When Your Movie is Canned After 4 Years Work, Write a Song About It

Tim Minchin is one of those utter pop-cultural geniuses, alongside the likes of Alan Moore, Tom Stoppard, John Finnemore, Edgar Wright and Phoebe Waller-Bridge, medium-transgressors who we are lucky to be alive at the same time as they are putting stuff out. Sometimes, along that journey, we are denied the results of their labour. In 2013, Minchin moved with his family to Los Angeles so that he could work on Larrikins, a planned Australian-themed animated musical film for DreamWorks Animation, which he wrote the songs for and was set to co-direct with Chris Miller. The film was set to have an all-star Australian voice cast, headed by Hugh Jackman. However, in March 2017, the project was cancelled, possibly in a decision by Comcast, who had bought DreamWorks Animation a year earlier. Tim Minchin called the outcome "unbearable", noting that he had turned down many projects during those four years, and that "there were 120 people working on that film." He and his family moved back to Sydney in January 2018.

When Your Film is Canned After 4 Years of Work, Write a Song About It, Tim Minchin,
When Your Film is Canned After 4 Years of Work, Write a Song About It, Tim Minchin, Screencap from YouTube.

Since then, Tim Minchin has written and starred in the rather fabulous dark comedy Upright, and continues to write and perform new songs. But in the process of leaving Los Angeles to return to Australia, he wrote the song Leaving LA, and collaborator Tee Ken Ng spent a year making the accompanying music video. Both are pretty damn inspired and feed off each other. The song portrays Los Angeles as a shallow, unrewarding two-dimensional town, epitomised by the 'ugly letters on a hill'. The video creates a two-dimensional version of Los Angeles in cardboard cutouts, animated like a zoetrope, the original form of animation that led to the very existence of cinema. But in doing so, create a fabulous visual spectacle, that punches home some of Minchin's greatest lines in this song, 'a stoned Emma Stone dressed a la La La Land, and…', an aeroplane described as a 'tube of monkeys' and those letters in their 'glorious two dimensions' casting their shadow, a Plato view of Hollywood.
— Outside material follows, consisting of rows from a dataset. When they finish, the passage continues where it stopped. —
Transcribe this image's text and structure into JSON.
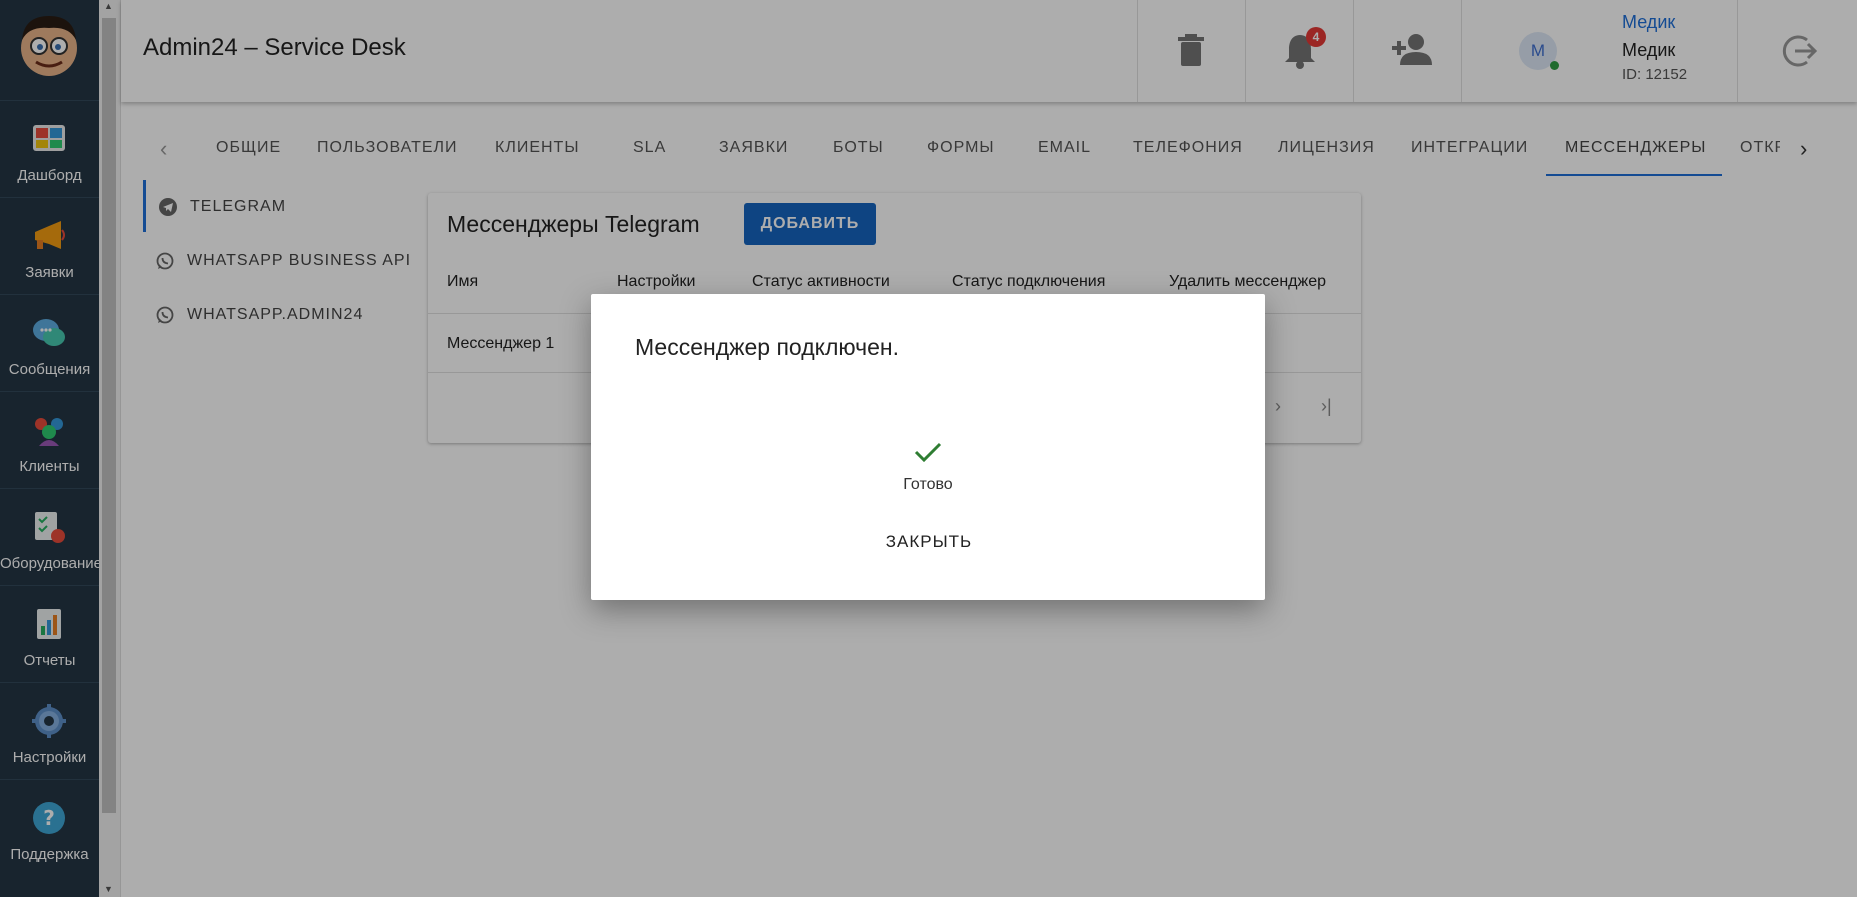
{
  "app": {
    "title": "Admin24 – Service Desk"
  },
  "sidebar": {
    "items": [
      {
        "label": "Дашборд",
        "icon": "dashboard-icon"
      },
      {
        "label": "Заявки",
        "icon": "megaphone-icon"
      },
      {
        "label": "Сообщения",
        "icon": "chat-icon"
      },
      {
        "label": "Клиенты",
        "icon": "clients-icon"
      },
      {
        "label": "Оборудование",
        "icon": "equipment-icon"
      },
      {
        "label": "Отчеты",
        "icon": "reports-icon"
      },
      {
        "label": "Настройки",
        "icon": "gear-icon"
      },
      {
        "label": "Поддержка",
        "icon": "help-icon"
      }
    ]
  },
  "header": {
    "notifications_count": "4",
    "user": {
      "initial": "M",
      "name_link": "Медик",
      "name": "Медик",
      "id": "ID: 12152"
    }
  },
  "tabs": {
    "items": [
      "ОБЩИЕ",
      "ПОЛЬЗОВАТЕЛИ",
      "КЛИЕНТЫ",
      "SLA",
      "ЗАЯВКИ",
      "БОТЫ",
      "ФОРМЫ",
      "EMAIL",
      "ТЕЛЕФОНИЯ",
      "ЛИЦЕНЗИЯ",
      "ИНТЕГРАЦИИ",
      "МЕССЕНДЖЕРЫ",
      "ОТКР"
    ],
    "active": "МЕССЕНДЖЕРЫ"
  },
  "subnav": {
    "items": [
      "TELEGRAM",
      "WHATSAPP BUSINESS API",
      "WHATSAPP.ADMIN24"
    ],
    "active": "TELEGRAM"
  },
  "card": {
    "title": "Мессенджеры Telegram",
    "add_label": "ДОБАВИТЬ",
    "columns": [
      "Имя",
      "Настройки",
      "Статус активности",
      "Статус подключения",
      "Удалить мессенджер"
    ],
    "rows": [
      [
        "Мессенджер 1"
      ]
    ]
  },
  "dialog": {
    "title": "Мессенджер подключен.",
    "status": "Готово",
    "close_label": "ЗАКРЫТЬ"
  },
  "colors": {
    "sidebar": "#243645",
    "accent": "#1565c0",
    "success": "#2e9e44",
    "badge": "#e53935"
  }
}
Enjoy. You'll watch it twice for the video alone, and then the earworm will have sunk in. No apologies…


About Rich Johnston
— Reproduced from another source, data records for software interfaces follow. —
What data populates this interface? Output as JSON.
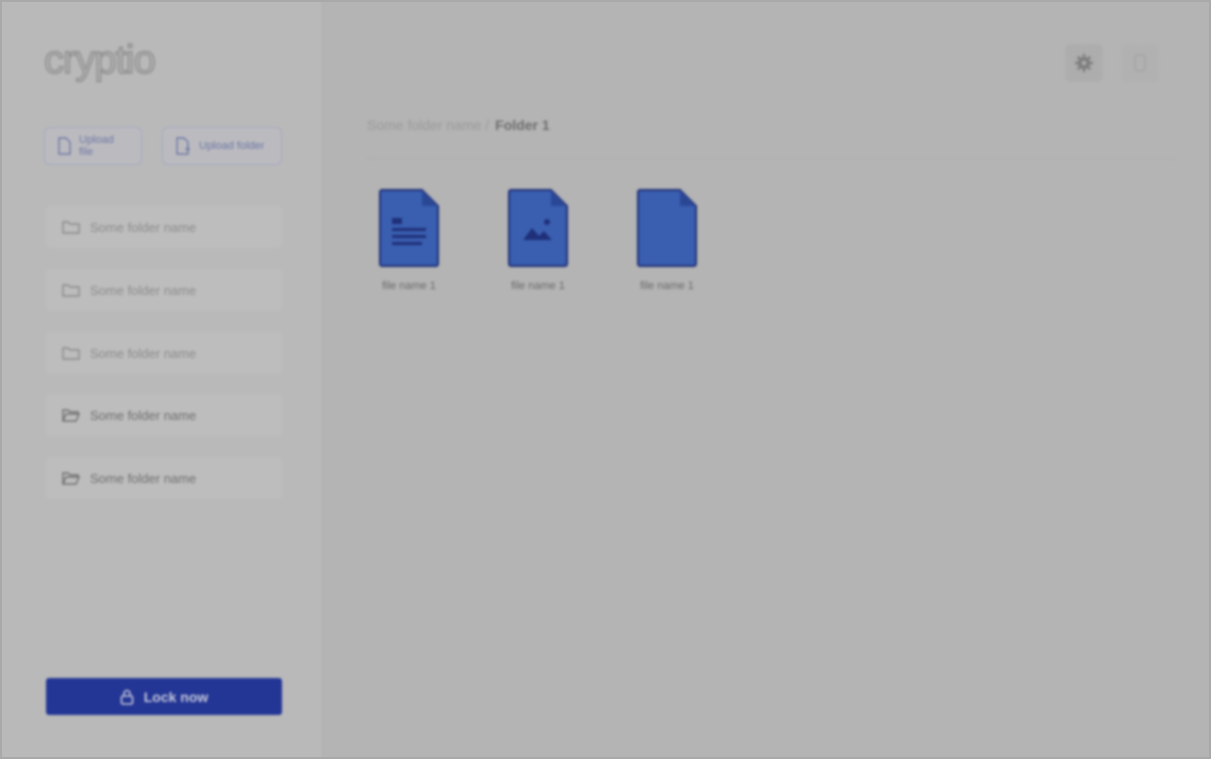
{
  "app": {
    "logo_text": "cryptio"
  },
  "sidebar": {
    "upload_file_label": "Upload file",
    "upload_folder_label": "Upload folder",
    "folders": [
      {
        "label": "Some folder name",
        "icon": "folder-closed-icon"
      },
      {
        "label": "Some folder name",
        "icon": "folder-closed-icon"
      },
      {
        "label": "Some folder name",
        "icon": "folder-closed-icon"
      },
      {
        "label": "Some folder name",
        "icon": "folder-open-icon"
      },
      {
        "label": "Some folder name",
        "icon": "folder-open-icon"
      }
    ],
    "lock_label": "Lock now"
  },
  "header": {
    "settings_icon": "gear-icon",
    "user_icon": "user-icon"
  },
  "breadcrumb": {
    "parent": "Some folder name /",
    "current": "Folder 1"
  },
  "files": [
    {
      "name": "file name 1",
      "type": "document"
    },
    {
      "name": "file name 1",
      "type": "image"
    },
    {
      "name": "file name 1",
      "type": "blank"
    }
  ],
  "colors": {
    "accent": "#233595",
    "file_blue": "#3a5fb0",
    "overlay": "#b4b4b4"
  }
}
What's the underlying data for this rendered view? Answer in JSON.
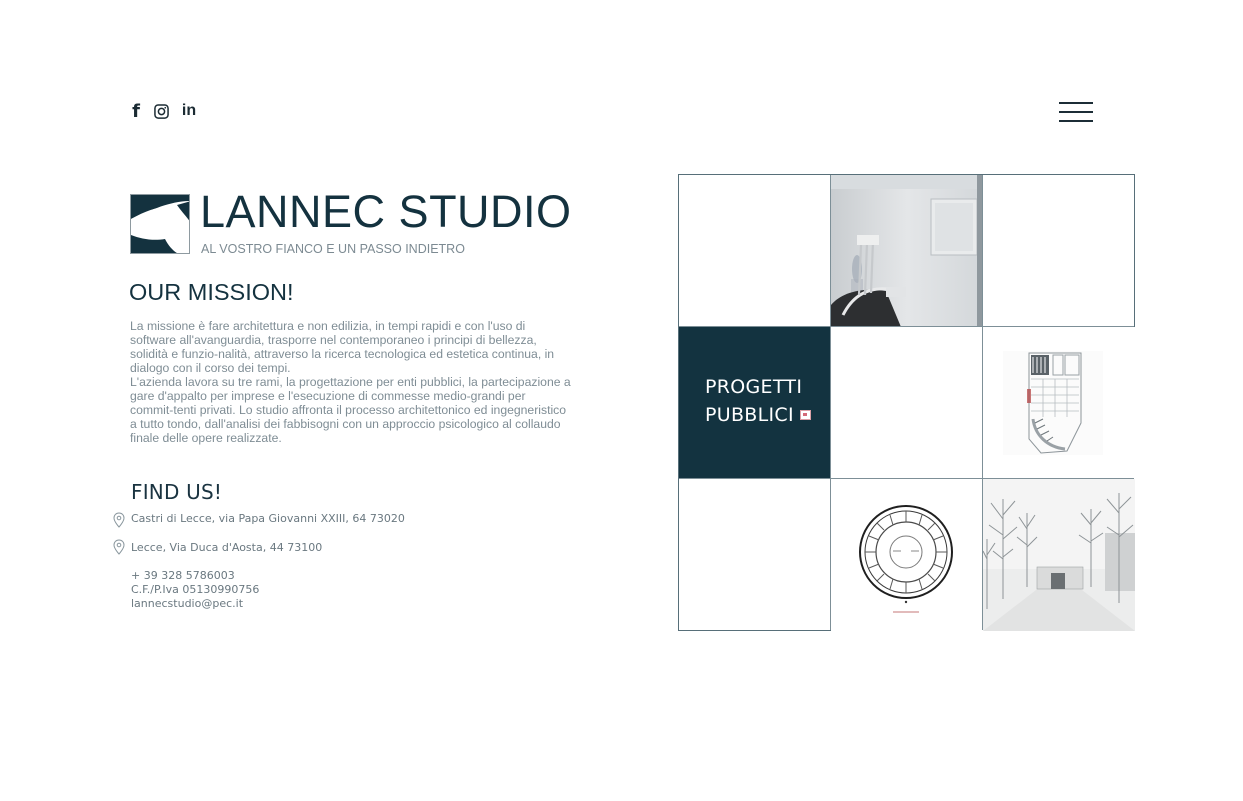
{
  "social": {
    "icons": [
      "facebook-icon",
      "instagram-icon",
      "linkedin-icon"
    ],
    "facebook_glyph": "f",
    "linkedin_glyph": "in"
  },
  "menu": {
    "icon": "hamburger-menu-icon"
  },
  "brand": {
    "title": "LANNEC STUDIO",
    "tagline": "AL VOSTRO FIANCO E UN PASSO INDIETRO"
  },
  "mission": {
    "title": "OUR MISSION!",
    "paragraphs": [
      "La missione è fare architettura e non edilizia, in tempi rapidi e con l'uso di software all'avanguardia, trasporre nel contemporaneo i principi di bellezza, solidità e funzio-nalità, attraverso la ricerca tecnologica ed estetica continua, in dialogo con il corso dei tempi.",
      "L'azienda lavora su tre rami, la progettazione per enti pubblici, la partecipazione a gare d'appalto per imprese e l'esecuzione di commesse medio-grandi per commit-tenti privati. Lo studio affronta il processo architettonico ed ingegneristico a tutto tondo, dall'analisi dei fabbisogni con un approccio psicologico al collaudo finale delle opere realizzate."
    ]
  },
  "find_us": {
    "title": "FIND US!",
    "addresses": [
      "Castri di Lecce, via Papa Giovanni XXIII, 64 73020",
      "Lecce, Via Duca d'Aosta, 44 73100"
    ],
    "phone": "+ 39 328 5786003",
    "vat": "C.F./P.Iva 05130990756",
    "email": "lannecstudio@pec.it"
  },
  "gallery": {
    "featured_label_line1": "PROGETTI",
    "featured_label_line2": "PUBBLICI",
    "tiles": [
      "empty",
      "dental-clinic-photo",
      "empty",
      "progetti-pubblici",
      "empty",
      "floor-plan-drawing",
      "empty",
      "circular-plan-drawing",
      "tree-avenue-render"
    ]
  },
  "colors": {
    "brand_dark": "#133340",
    "text_grey": "#7f8d95",
    "grid_line": "#7d8f97"
  }
}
Founder of Bleeding Cool. The longest-serving digital news reporter in the world, since 1992. Author of The Flying Friar, Holed Up, The Avengefuls, Doctor Who: Room With A Deja Vu, The Many Murders Of Miss Cranbourne, Chase Variant. Lives in South-West London, works from Blacks on Dean Street, shops at Piranha Comics. Father of two. Political cartoonist.